Superstition rules Day of the Dead
MANILA – Superstitious beliefs are at their peak it seems during “Undas” or All Souls’ Day celebration on Nov. 2.
To make the day's events more dramatic, people, young and old wear bizarre costumes of the “evil one” during this annual fete. The festivities prompted a local radio anchor to comment that Nov. 1, which is All Souls’ Day, should be given prominence instead because, in his view, it is more fitting to observe God’s glory through the saints.
Many Filipinos, especially those in the provinces, still believe the souls of their loved ones visit them during "Undas", and they prepare sumptuous dinners for their beloved and departed to partake. Before eating, family members gather around the table laden with delicious foods, and the head of the family utters the words: “Papa and Mama take something to eat. This food is for you.”
The "Undas" observances take their place alongside numerous superstitions passed on by our
forefathers that the new Filipino generation in this third millennium
Another common superstition involves a black cat that crosses your path, which is bad omen. But if the cat turns and walks towards you, it is a sign of good fortune. It is also commonly believed that when one breaks a mirror, it is bad
omen, and for the next seven years you will have bad luck.
Some Filipinos also believe that the number 13 has special powers, especially Friday the 13th, which many believers regard as an unlucky day. In fact, many tall buildings in the Philippines avoid the number 13 altogether by skipping the numbering from the twelfth to fourteenth floors.
Filipinos also adhere to the idea that when one dies all windows in the house must be opened so the soul of the departed can leave the place.
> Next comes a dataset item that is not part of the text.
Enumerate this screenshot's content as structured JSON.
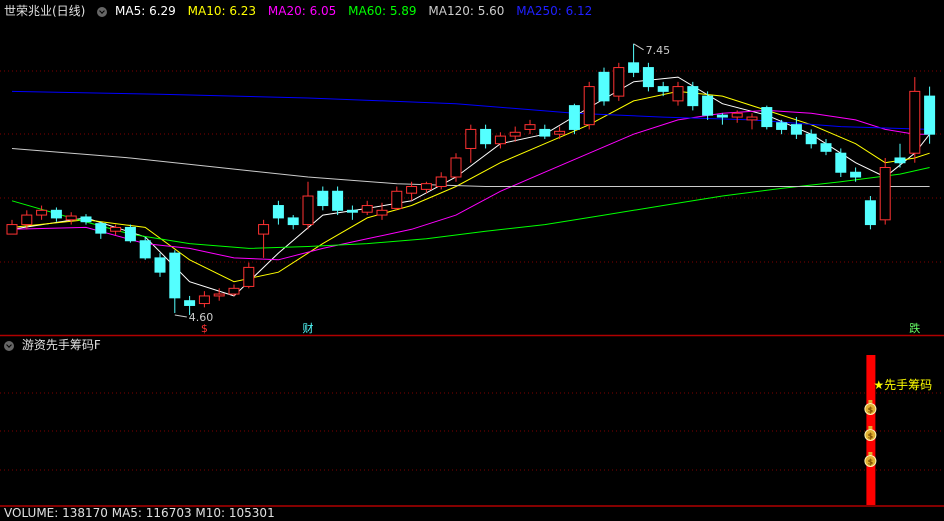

Of course, the consequences of breaking a mirror or stepping over a cat - and exactly what path a departed soul takes at death - only God knows. Only He is in full control of our lives and the things around us.